Under the Constitution of Puerto Rico, Puerto Rico is described as a Commonwealth and Puerto Ricans have a degree of administrative autonomy similar to citizens of a U.S. state. Puerto Ricans "were collectively made U.S. citizens" in 1917 as a result of the Jones-Shafroth Act. The commonly used name in Spanish of the Commonwealth of Puerto Rico, Estado Libre Asociado de Puerto Rico, literally "Associated Free State of Puerto Rico", which sounds similar to "free association" particularly when loosely used in Spanish, is sometimes erroneously interpreted to mean that Puerto Rico's relationship with United States is based on a Compact of Free Association and at other times erroneously held to mean that Puerto Rico's relationship with United States is based on an Interstate compact. This is a constant source of ambiguity and confusion when trying to define, understand and explain Puerto Rico's political relationship with the United States. For various reasons Puerto Rico's political status differs from that of the Pacific Islands that entered into Compacts of Free Association with the United States. As sovereign states, these islands have full right to conduct their own foreign relations, while the Commonwealth of Puerto Rico has territorial status subject to United States congressional authority under the Constitution's Territory Clause, “to dispose of and make all needful Rules and Regulations respecting the Territory… belonging to the United States.”. Puerto Rico does not have the right to unilaterally declare independence, and at the last referendum (1998) the narrow majority voted for "none of the above", which was a formally undefined alternative used by commonwealth supporters to express their desire for an "enhanced commonwealth" option.

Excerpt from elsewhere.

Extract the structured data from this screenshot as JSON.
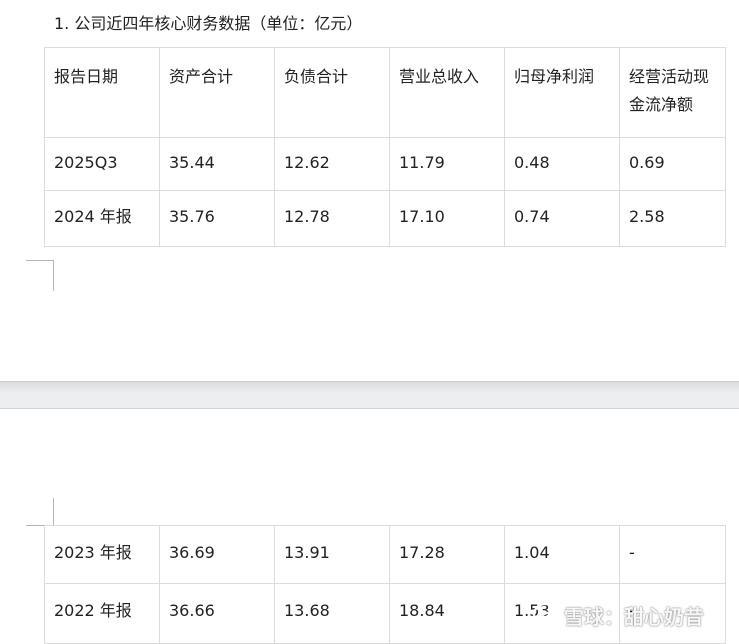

Additionally, Denmark operates in a similar manner to a federacy. The Faroes and Greenland are two self-governing territories, or regions within the Kingdom. The relationship between Denmark proper and the two territories is semi-officially termed the "Rigsfællesskabet".
^ abcFirst Assistant Secretary, Territories Division (2008-01-30). "Territories of Australia". Attorney-General's Department. Retrieved 2008-02-07. "The Federal Government, through the Attorney-General's Department administers Ashmore and Cartier Islands, Christmas Island, the Cocos (Keeling) Islands, the Coral Sea Islands, Jervis Bay, and Norfolk Island as Territories."

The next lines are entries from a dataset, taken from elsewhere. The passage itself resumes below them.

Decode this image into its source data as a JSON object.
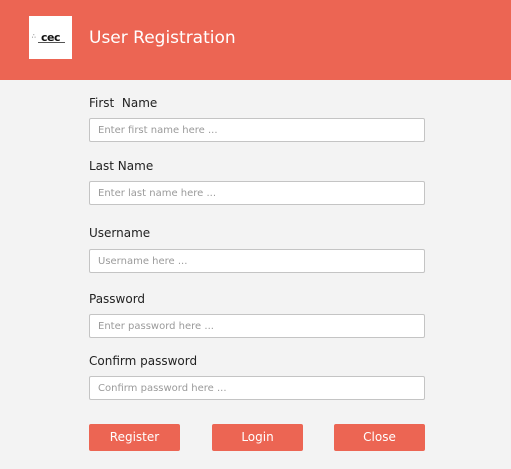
{
  "window": {
    "title": "User Registration",
    "logo_text": "cec",
    "logo_dots": "∴"
  },
  "form": {
    "first_name": {
      "label": "First  Name",
      "placeholder": "Enter first name here ...",
      "value": ""
    },
    "last_name": {
      "label": "Last Name",
      "placeholder": "Enter last name here ...",
      "value": ""
    },
    "username": {
      "label": "Username",
      "placeholder": "Username here ...",
      "value": ""
    },
    "password": {
      "label": "Password",
      "placeholder": "Enter password here ...",
      "value": ""
    },
    "confirm_password": {
      "label": "Confirm password",
      "placeholder": "Confirm password here ...",
      "value": ""
    }
  },
  "buttons": {
    "register_label": "Register",
    "login_label": "Login",
    "close_label": "Close"
  },
  "colors": {
    "accent": "#ec6553",
    "background": "#f3f3f3"
  }
}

^Territories and Information Law Division; First Assistant Secretary, Territories and Information Law Division (7 September 2009). "Cocos Islands Governance and Administration". Territories of Australia. Australian Government, Attorney-General's Department. Retrieved 2010-09-23.Cite uses deprecated parameters (help)
^Willis Island is permanently manned by a small team of meteorologists.
^The Louisiana Purchase and American Expansion: 1803-1898. By Sanford Levinson and Bartholomew H. Sparrow. New York: Rowman and Littlefield Publishers. 2005. Page 166, 178. "U.S. citizenship was extended to residents of Puerto Rico by virtue of the Jones Act, chap. 190, 39 Stat. 951 (1971) (codified at 48 U.S.C. § 731 (1987)")